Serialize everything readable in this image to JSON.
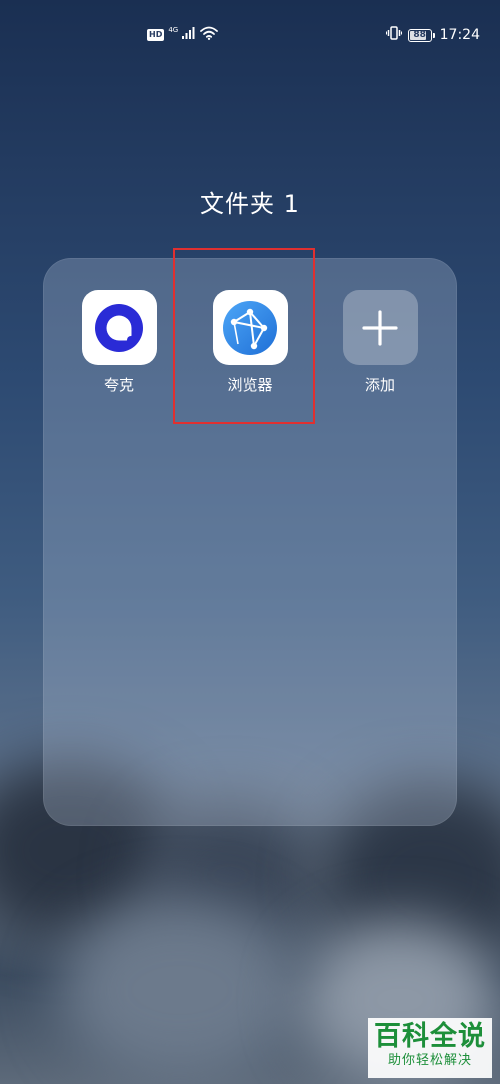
{
  "status_bar": {
    "hd_badge": "HD",
    "network_type": "4G",
    "battery_level": "88",
    "battery_percent": 88,
    "time": "17:24"
  },
  "folder": {
    "title": "文件夹 1",
    "apps": [
      {
        "label": "夸克",
        "icon": "quark-icon",
        "color": "#2a2bd6"
      },
      {
        "label": "浏览器",
        "icon": "browser-icon",
        "color": "#2f8ae9"
      },
      {
        "label": "添加",
        "icon": "plus-icon",
        "color": "#ffffff"
      }
    ]
  },
  "watermark": {
    "title": "百科全说",
    "subtitle": "助你轻松解决"
  },
  "colors": {
    "highlight": "#e03030",
    "watermark_green": "#1d8f3a"
  }
}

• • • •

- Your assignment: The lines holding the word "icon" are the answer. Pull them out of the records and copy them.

- Finished exercise:
        "icon": "quark-icon",
        "icon": "browser-icon",
        "icon": "plus-icon",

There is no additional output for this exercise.